  I love history. I read about the past every chance I get, and love writing about it. But these books are novels. Fiction. However, I have worked out a way to indulge my love of history within the confines of a fictional story. The Frank Bachelor-Doug Munro series is set in southern Illinois, which has a rich past. So while the characters, plots and locations are – for the most part – made up, some are real.

  Fire Blight includes back stories about the Trail of Tears, which actually was made up of several routes. The term describes the forced relocation of the so-called Five Civilized Tribes of Native Americans that were moved from the Southeastern United States to points west. Affected were the Cherokee, Muscogee, Seminole, Chickasaw and Choctaw nations. The northernmost route involved Cherokees, and crossed the extreme southern tip of Illinois. The fictional community of Cherokee Camp in my books got its name from a stop on the trail.

  Since two main characters in the novel – David and Janet Purcell – own and operate an apple and peach orchard, I included some background about the fruit industry in southern Illinois. There were also references to events such as the 1925 Tri-State Tornado.

  More history is found in The Pursuit of Bethany Ringel. One chapter details the Western campaign during the Revolutionary War, when General George Rogers Clark led a force into what is now southern Illinois, to capture Fort Kaskaskia and Fort Sackville from the British. The bootlegging gangster Charlie Birger also makes his way into Bethany Ringel, including his unfortunate end.

  Some “history” is made up. Because I take pains to provide accurate information regarding historical sites, events and characters, I want to make sure the reader is not fooled, and that fiction is separate from fact. To that end I include a section toward the end of each novel called History and Mystery. There I separate what is real and what is a figment of my imagination, inspired by real events.
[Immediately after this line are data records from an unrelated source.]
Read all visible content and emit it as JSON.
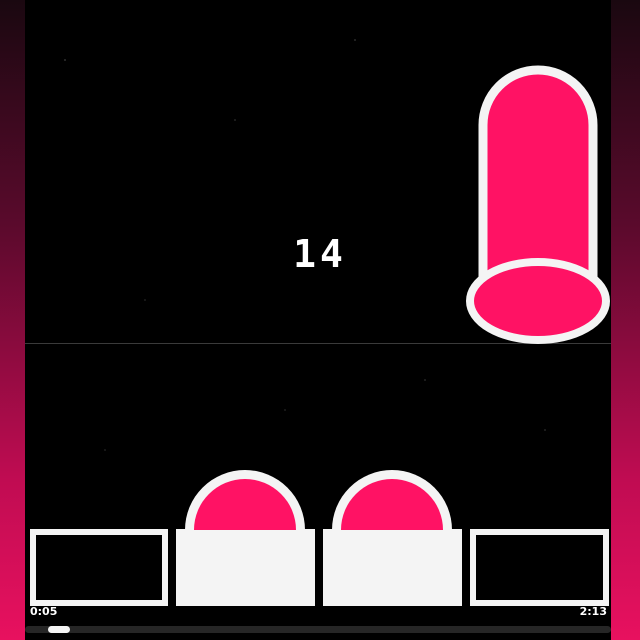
{
  "game": {
    "score": "14",
    "accent_color": "#ff1264",
    "tile_color": "#f4f4f4",
    "background_color": "#000000",
    "lanes": [
      {
        "state": "empty",
        "pressed": false
      },
      {
        "state": "pressed",
        "pressed": true
      },
      {
        "state": "pressed",
        "pressed": true
      },
      {
        "state": "empty",
        "pressed": false
      }
    ],
    "falling_note": {
      "type": "long-hold",
      "lane": 4
    }
  },
  "playback": {
    "elapsed": "0:05",
    "duration": "2:13",
    "progress_fraction": 0.04
  }
}
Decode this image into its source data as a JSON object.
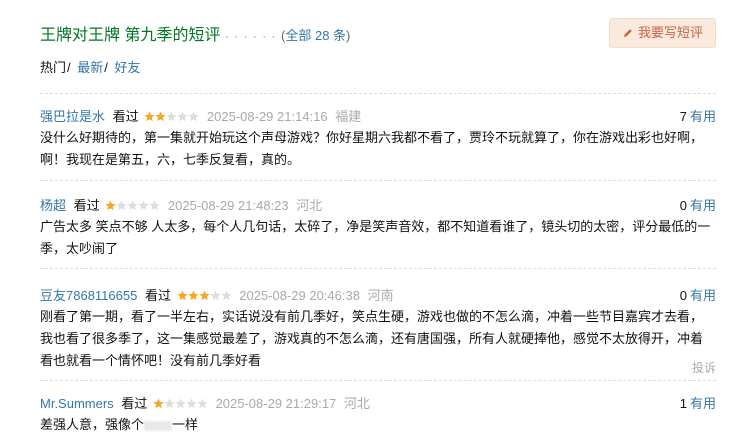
{
  "header": {
    "title": "王牌对王牌 第九季的短评",
    "dots": "· · · · · ·",
    "open_paren": "(",
    "all_label": "全部 28 条",
    "close_paren": ")",
    "write_button": "我要写短评"
  },
  "tabs": {
    "hot": "热门",
    "latest": "最新",
    "friends": "好友",
    "separator": "/"
  },
  "comments": [
    {
      "user": "强巴拉是水",
      "status": "看过",
      "rating": 2,
      "date": "2025-08-29 21:14:16",
      "location": "福建",
      "votes": "7",
      "useful_label": "有用",
      "lines": [
        "没什么好期待的，第一集就开始玩这个声母游戏？你好星期六我都不看了，贾玲不玩就算了，你在游戏出彩也好啊，",
        "啊！我现在是第五，六，七季反复看，真的。"
      ]
    },
    {
      "user": "杨超",
      "status": "看过",
      "rating": 1,
      "date": "2025-08-29 21:48:23",
      "location": "河北",
      "votes": "0",
      "useful_label": "有用",
      "lines": [
        "广告太多 笑点不够 人太多，每个人几句话，太碎了，净是笑声音效，都不知道看谁了，镜头切的太密，评分最低的一",
        "季，太吵闹了"
      ]
    },
    {
      "user": "豆友7868116655",
      "status": "看过",
      "rating": 3,
      "date": "2025-08-29 20:46:38",
      "location": "河南",
      "votes": "0",
      "useful_label": "有用",
      "lines": [
        "刚看了第一期，看了一半左右，实话说没有前几季好，笑点生硬，游戏也做的不怎么滴，冲着一些节目嘉宾才去看，",
        "我也看了很多季了，这一集感觉最差了，游戏真的不怎么滴，还有唐国强，所有人就硬捧他，感觉不太放得开，冲着",
        "看也就看一个情怀吧！没有前几季好看"
      ],
      "report": "投诉"
    },
    {
      "user": "Mr.Summers",
      "status": "看过",
      "rating": 1,
      "date": "2025-08-29 21:29:17",
      "location": "河北",
      "votes": "1",
      "useful_label": "有用",
      "text_before": "差强人意，强像个",
      "text_after": "一样"
    }
  ]
}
  If you love history like I do, you should enjoy both the “real” and “unreal” depictions of times past. Maybe you will learn something. I certainly did, and continue to learn. The moment we quit learning is the end of life, in my humble opinion.

  Thanks for reading!